Exercise: Go over the data and keep only the lines that include "JSON".

Start of Data

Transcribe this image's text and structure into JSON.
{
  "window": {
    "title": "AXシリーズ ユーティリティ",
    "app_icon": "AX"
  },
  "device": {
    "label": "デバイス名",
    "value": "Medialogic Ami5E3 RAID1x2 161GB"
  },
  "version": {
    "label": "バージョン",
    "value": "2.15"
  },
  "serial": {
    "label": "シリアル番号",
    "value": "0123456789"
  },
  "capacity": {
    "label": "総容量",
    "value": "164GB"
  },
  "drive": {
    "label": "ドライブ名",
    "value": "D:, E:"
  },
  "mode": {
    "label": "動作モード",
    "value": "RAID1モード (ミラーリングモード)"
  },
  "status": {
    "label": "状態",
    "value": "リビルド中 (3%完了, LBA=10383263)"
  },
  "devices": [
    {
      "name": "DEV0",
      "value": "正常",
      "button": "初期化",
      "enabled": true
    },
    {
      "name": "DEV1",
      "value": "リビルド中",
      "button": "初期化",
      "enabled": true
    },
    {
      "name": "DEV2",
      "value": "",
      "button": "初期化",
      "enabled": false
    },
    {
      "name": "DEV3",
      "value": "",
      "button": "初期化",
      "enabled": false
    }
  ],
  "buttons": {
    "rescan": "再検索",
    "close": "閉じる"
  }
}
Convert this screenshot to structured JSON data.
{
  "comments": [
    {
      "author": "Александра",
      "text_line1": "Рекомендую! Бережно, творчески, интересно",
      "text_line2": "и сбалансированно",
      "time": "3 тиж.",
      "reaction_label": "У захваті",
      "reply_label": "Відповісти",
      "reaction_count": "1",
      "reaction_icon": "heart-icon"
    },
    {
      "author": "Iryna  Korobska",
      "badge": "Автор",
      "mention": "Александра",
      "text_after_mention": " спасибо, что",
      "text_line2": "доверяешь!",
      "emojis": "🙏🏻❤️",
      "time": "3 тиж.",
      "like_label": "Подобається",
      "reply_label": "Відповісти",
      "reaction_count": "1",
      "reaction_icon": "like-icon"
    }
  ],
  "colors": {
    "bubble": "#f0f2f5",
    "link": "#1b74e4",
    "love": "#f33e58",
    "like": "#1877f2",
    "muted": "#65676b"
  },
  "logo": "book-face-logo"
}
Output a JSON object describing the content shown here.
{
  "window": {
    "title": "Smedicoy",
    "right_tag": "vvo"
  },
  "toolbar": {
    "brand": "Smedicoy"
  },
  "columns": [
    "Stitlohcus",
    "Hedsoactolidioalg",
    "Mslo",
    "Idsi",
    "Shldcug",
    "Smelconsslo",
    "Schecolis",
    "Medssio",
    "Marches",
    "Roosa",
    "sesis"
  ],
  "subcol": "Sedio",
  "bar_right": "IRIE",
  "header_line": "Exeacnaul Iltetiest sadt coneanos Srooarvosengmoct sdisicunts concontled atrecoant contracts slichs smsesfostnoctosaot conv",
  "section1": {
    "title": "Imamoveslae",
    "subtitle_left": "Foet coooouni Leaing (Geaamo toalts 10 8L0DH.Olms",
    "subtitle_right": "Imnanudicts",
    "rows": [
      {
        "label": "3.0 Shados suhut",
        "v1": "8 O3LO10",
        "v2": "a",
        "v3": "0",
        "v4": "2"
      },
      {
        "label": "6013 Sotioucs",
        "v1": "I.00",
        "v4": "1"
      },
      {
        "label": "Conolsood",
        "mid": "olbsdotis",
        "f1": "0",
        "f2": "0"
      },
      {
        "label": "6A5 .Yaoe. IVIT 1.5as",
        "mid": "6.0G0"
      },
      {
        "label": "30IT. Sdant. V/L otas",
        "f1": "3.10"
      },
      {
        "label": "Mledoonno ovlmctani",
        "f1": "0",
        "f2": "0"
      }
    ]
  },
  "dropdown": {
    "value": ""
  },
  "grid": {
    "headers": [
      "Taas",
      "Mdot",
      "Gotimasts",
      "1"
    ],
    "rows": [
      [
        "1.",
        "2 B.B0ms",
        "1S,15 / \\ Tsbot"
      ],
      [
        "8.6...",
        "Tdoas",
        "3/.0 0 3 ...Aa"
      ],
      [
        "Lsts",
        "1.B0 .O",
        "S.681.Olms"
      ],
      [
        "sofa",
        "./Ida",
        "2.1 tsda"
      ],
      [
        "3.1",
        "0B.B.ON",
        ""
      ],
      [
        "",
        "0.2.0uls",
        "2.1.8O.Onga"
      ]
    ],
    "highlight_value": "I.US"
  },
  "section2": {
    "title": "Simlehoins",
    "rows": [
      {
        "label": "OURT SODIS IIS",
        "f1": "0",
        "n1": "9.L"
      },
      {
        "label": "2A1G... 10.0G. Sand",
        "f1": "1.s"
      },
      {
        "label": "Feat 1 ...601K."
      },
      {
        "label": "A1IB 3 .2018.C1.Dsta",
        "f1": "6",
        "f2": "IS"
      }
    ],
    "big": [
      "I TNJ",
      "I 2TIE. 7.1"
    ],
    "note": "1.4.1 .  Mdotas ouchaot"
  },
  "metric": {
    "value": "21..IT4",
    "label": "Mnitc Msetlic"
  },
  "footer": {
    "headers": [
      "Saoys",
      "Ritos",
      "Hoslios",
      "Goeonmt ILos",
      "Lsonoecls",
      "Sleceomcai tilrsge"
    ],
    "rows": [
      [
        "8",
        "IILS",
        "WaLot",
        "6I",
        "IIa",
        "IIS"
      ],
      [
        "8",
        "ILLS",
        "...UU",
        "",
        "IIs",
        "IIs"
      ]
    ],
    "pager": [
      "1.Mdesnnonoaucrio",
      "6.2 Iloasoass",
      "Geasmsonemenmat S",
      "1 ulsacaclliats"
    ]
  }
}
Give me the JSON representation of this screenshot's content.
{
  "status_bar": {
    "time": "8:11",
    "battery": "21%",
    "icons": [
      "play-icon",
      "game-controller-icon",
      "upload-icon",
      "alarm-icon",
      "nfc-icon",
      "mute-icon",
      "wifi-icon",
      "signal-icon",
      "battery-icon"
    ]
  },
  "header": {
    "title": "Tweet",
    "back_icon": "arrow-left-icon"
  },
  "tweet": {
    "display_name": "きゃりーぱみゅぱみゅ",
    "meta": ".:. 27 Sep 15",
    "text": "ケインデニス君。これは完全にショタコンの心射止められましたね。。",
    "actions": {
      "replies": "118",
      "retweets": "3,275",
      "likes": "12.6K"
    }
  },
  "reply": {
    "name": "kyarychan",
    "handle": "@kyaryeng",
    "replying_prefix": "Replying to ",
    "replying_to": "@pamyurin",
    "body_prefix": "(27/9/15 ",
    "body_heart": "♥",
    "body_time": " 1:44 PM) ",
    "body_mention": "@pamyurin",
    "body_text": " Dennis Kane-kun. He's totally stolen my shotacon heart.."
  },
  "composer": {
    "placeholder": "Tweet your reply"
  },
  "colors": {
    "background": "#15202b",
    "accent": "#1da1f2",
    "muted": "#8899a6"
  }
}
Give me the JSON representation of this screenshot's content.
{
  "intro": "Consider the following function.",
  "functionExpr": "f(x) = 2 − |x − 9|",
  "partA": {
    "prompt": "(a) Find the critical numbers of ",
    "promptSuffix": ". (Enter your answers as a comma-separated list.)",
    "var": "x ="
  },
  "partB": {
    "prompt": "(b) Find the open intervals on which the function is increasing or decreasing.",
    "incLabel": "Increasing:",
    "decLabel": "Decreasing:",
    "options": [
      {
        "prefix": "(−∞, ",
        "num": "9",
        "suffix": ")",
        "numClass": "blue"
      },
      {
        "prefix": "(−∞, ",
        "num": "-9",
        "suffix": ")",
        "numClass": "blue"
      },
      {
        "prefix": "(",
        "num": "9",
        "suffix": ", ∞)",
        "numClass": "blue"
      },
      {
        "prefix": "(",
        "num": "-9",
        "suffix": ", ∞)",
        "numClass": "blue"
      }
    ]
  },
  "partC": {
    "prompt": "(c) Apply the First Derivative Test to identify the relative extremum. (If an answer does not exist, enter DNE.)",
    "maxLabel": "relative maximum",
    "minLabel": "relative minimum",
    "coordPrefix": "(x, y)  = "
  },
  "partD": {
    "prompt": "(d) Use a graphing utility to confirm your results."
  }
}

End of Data

Result of the exercise:
Transcribe this image's text and structure into JSON.
Convert this screenshot to structured JSON data.
Output a JSON object describing the content shown here.
Give me the JSON representation of this screenshot's content.
Give me the JSON representation of this screenshot's content.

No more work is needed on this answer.